Tadmor, C., Satterstrom, P, Jang, S, & Polzer, J. (2012). Beyond Individual Creativity: The Superadditive Benefits of Multicultural Experience for Collective Creativity in Culturally Diverse Teams. Journal of Cross-Cultural Psychology, 43(3), 384–392.
WORK UNDER REVIEW
Polzer, J., Satterstrom, P., Kwan, L., Wiruchnipawan, W., & Miloslavsky, M. Thin Slices of Groups. [Working paper available]
Kerrissey, M., Satterstrom, P., Singer, S., & Leydon, N. Integrating: A managerial practice that enables implementation in fragmented healthcare environments. [Working paper available]
WORK IN PROGRESS
Satterstrom, P. Microwedges: Challenging power one small opening at a time. [Dissertation, preparing for submission]
Based on a 31-month qualitative inductive study of multidisciplinary change teams, I introduce the concept of the “microwedge”—a small action or series of actions by team members that allows the team to examine their own assumptions so that they can begin to engage differently with each other and their work.
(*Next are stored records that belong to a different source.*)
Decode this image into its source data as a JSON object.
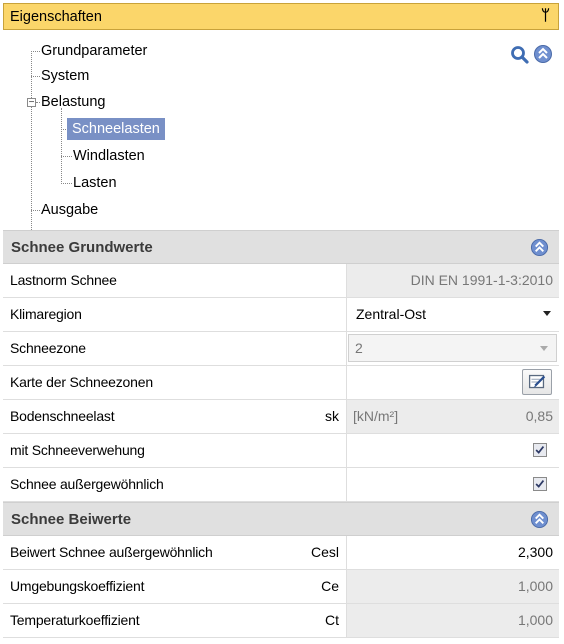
{
  "panel": {
    "title": "Eigenschaften",
    "pin_glyph": "ᛘ"
  },
  "tree": {
    "items": [
      {
        "label": "Grundparameter"
      },
      {
        "label": "System"
      },
      {
        "label": "Belastung"
      },
      {
        "label": "Schneelasten",
        "selected": true
      },
      {
        "label": "Windlasten"
      },
      {
        "label": "Lasten"
      },
      {
        "label": "Ausgabe"
      }
    ],
    "expander_glyph": "−"
  },
  "icons": {
    "search": "search-icon",
    "collapse": "collapse-icon",
    "edit": "map-edit-icon",
    "check": "checkmark-icon",
    "accent": "#5a7fc1"
  },
  "sections": {
    "grund": {
      "title": "Schnee Grundwerte",
      "rows": {
        "lastnorm": {
          "label": "Lastnorm Schnee",
          "value": "DIN EN 1991-1-3:2010"
        },
        "klimaregion": {
          "label": "Klimaregion",
          "value": "Zentral-Ost"
        },
        "schneezone": {
          "label": "Schneezone",
          "value": "2"
        },
        "karte": {
          "label": "Karte der Schneezonen"
        },
        "boden": {
          "label": "Bodenschneelast",
          "symbol": "sk",
          "unit": "[kN/m²]",
          "value": "0,85"
        },
        "verwehung": {
          "label": "mit Schneeverwehung",
          "checked": true
        },
        "ausserg": {
          "label": "Schnee außergewöhnlich",
          "checked": true
        }
      }
    },
    "beiwerte": {
      "title": "Schnee Beiwerte",
      "rows": {
        "cesl": {
          "label": "Beiwert Schnee außergewöhnlich",
          "symbol": "Cesl",
          "value": "2,300"
        },
        "ce": {
          "label": "Umgebungskoeffizient",
          "symbol": "Ce",
          "value": "1,000"
        },
        "ct": {
          "label": "Temperaturkoeffizient",
          "symbol": "Ct",
          "value": "1,000"
        }
      }
    }
  }
}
Over time, these actions create broader changes in the team’s power structure such that the team begins to rely less on hierarchy and more on individuals’ skills, experience, and interests to guide their interactions. Microwedges may also allow some teams to start challenging hierarchy more broadly in their organizations. I propose a process model describing how changes in power can occur in teams. This model challenges our understanding of power and voice in the following ways: 1) lower-power members play a leading role in creating the change (instead of team leaders and managers), 2) microwedges generally have negative effects in the moment while planting a seed that creates change later, and 3) microwedges work not by directly challenging hierarchy but rather by creating dissonance about how people understand each other’s contributions and how they enact, or fail to enact, that understanding.
Satterstrom, P. Finding their voice: Time and the conditions that elevate participation of lower-power members in teams. [Dissertation, data analysis and writing]
Satterstrom, P. Temporal mapping of conflict, participation, and changes in teams. [Dissertation, data analysis]
Satterstrom, P., Neeley, T., & Norton, M. When communicating less is more: Decreasing communication in the face of language barriers improves team performance. [Analysis, writing]
Satterstrom, P., Polzer, J., Kwan, L., Wiruchnipawan, W., & Miloslavsky, M. How people perceive collaborative potential. [Data collection]